WORK TO BE COMPLETED: Filter the entries below down to the lines that hold "from".

(Data entries)
----

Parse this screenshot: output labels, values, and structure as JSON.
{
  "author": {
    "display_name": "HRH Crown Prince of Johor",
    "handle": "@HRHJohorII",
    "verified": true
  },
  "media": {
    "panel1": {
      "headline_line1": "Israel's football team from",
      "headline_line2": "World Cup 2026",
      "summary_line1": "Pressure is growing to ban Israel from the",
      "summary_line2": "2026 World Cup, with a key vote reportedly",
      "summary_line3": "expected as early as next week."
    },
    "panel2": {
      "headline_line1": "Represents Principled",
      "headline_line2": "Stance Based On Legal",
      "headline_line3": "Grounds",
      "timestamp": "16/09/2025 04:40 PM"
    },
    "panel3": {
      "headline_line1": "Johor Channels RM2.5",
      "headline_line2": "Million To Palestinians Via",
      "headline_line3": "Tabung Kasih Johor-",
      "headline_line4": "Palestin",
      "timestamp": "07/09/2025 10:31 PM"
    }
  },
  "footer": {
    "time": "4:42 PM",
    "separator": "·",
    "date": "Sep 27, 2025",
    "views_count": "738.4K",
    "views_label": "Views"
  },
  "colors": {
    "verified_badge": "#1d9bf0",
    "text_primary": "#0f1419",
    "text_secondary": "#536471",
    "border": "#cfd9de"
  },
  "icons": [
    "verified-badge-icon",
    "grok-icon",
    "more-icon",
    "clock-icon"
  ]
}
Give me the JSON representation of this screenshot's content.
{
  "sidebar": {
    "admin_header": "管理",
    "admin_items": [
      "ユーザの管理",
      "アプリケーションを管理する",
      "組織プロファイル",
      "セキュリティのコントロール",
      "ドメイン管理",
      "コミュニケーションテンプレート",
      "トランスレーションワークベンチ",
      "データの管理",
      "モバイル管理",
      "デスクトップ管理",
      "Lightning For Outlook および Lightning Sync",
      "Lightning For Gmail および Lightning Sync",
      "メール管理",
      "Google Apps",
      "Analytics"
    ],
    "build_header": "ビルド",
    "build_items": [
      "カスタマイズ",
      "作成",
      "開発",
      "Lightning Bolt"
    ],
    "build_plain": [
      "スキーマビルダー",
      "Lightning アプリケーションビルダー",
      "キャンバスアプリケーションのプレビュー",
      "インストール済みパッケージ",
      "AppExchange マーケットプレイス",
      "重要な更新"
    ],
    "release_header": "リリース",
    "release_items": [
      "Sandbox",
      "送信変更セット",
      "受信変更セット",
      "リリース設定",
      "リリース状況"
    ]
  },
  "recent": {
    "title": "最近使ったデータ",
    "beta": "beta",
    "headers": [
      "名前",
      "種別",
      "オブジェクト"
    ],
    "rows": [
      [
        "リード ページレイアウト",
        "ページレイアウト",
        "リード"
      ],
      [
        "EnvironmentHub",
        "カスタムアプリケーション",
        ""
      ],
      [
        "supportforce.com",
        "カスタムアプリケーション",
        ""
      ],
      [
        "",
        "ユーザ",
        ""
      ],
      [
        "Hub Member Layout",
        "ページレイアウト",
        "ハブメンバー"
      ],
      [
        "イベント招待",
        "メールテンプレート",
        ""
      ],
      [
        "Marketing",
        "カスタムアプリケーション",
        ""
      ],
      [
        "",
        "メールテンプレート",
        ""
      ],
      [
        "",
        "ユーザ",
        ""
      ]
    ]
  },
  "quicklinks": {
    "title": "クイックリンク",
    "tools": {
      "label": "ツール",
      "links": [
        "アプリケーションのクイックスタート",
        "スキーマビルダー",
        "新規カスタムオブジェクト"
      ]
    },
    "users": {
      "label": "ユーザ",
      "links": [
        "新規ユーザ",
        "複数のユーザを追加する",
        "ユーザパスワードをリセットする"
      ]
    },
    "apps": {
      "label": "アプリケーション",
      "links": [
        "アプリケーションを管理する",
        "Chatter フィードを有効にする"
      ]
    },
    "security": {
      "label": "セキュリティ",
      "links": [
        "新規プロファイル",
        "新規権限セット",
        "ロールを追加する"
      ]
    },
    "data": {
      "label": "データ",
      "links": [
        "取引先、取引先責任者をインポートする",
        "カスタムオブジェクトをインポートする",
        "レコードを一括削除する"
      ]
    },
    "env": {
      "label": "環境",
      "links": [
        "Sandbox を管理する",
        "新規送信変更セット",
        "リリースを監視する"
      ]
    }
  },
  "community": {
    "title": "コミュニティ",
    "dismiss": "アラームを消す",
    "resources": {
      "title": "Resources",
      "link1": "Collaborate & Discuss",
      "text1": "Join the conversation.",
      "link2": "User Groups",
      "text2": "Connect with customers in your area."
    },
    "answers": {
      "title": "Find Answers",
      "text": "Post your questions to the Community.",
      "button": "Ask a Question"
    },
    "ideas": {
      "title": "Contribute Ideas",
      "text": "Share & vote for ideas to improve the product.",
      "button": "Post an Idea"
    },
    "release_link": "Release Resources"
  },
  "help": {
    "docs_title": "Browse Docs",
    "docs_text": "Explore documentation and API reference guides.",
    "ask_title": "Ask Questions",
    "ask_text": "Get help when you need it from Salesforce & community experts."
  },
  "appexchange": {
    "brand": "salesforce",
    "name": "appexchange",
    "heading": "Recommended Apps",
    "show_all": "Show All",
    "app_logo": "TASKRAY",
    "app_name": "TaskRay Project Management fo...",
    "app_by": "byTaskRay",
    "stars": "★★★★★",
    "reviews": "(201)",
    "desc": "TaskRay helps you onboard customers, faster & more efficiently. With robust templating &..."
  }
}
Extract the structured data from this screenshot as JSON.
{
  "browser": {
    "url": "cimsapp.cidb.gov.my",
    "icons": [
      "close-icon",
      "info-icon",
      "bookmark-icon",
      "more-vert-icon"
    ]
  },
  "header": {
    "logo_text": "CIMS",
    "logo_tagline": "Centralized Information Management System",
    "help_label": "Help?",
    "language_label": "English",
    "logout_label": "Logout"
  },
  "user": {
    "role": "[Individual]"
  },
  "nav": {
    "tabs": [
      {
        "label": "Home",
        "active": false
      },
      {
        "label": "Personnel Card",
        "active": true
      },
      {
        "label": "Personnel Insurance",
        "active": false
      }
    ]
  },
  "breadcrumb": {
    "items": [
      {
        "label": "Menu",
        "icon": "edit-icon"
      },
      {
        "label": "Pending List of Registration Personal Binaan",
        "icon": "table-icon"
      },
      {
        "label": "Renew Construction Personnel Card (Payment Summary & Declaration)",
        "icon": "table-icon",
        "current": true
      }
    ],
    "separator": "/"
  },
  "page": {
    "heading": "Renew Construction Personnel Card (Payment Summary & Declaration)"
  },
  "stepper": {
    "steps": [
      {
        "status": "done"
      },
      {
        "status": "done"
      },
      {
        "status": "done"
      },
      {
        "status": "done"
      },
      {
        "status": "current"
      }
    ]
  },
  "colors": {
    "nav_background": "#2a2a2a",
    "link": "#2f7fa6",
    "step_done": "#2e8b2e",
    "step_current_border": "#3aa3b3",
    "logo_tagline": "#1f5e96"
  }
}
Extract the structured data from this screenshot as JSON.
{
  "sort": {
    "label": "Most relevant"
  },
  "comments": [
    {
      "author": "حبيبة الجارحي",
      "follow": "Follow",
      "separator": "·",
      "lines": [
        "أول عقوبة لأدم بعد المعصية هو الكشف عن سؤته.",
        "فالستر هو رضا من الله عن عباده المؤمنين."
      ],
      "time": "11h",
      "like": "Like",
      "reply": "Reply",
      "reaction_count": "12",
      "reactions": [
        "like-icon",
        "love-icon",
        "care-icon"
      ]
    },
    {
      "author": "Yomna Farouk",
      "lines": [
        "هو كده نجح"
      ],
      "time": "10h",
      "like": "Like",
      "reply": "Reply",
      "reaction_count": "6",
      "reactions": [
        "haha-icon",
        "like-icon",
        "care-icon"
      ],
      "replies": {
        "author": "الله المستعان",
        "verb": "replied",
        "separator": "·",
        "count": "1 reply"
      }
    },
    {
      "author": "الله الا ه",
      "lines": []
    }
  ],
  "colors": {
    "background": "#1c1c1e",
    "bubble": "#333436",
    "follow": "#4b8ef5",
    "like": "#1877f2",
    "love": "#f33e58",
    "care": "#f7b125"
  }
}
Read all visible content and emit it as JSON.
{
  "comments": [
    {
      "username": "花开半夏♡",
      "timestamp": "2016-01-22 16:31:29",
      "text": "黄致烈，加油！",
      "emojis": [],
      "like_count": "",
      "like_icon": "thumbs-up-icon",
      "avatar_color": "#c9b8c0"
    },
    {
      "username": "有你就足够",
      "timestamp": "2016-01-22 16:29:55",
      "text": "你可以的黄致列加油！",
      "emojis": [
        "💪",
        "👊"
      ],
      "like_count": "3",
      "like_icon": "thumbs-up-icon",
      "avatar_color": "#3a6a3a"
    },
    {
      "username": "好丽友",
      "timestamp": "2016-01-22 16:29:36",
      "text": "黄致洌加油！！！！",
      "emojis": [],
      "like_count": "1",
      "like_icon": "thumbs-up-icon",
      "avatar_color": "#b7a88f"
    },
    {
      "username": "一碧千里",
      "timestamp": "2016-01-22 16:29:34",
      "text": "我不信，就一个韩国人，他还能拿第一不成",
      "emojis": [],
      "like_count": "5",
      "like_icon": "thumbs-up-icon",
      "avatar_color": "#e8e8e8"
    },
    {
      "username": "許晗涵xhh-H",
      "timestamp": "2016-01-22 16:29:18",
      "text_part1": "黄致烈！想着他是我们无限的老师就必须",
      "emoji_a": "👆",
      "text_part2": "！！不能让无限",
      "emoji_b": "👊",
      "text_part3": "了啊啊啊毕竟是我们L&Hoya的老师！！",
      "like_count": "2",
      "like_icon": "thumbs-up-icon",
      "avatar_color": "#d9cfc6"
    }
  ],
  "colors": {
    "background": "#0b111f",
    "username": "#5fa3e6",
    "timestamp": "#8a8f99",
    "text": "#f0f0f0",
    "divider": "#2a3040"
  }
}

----

RESULT BELOW:
      "headline_line1": "Israel's football team from",
      "summary_line1": "Pressure is growing to ban Israel from the",
    "ask_text": "Get help when you need it from Salesforce & community experts."
Extract the structured data from this screenshot as JSON.
Extract the structured data from this screenshot as JSON.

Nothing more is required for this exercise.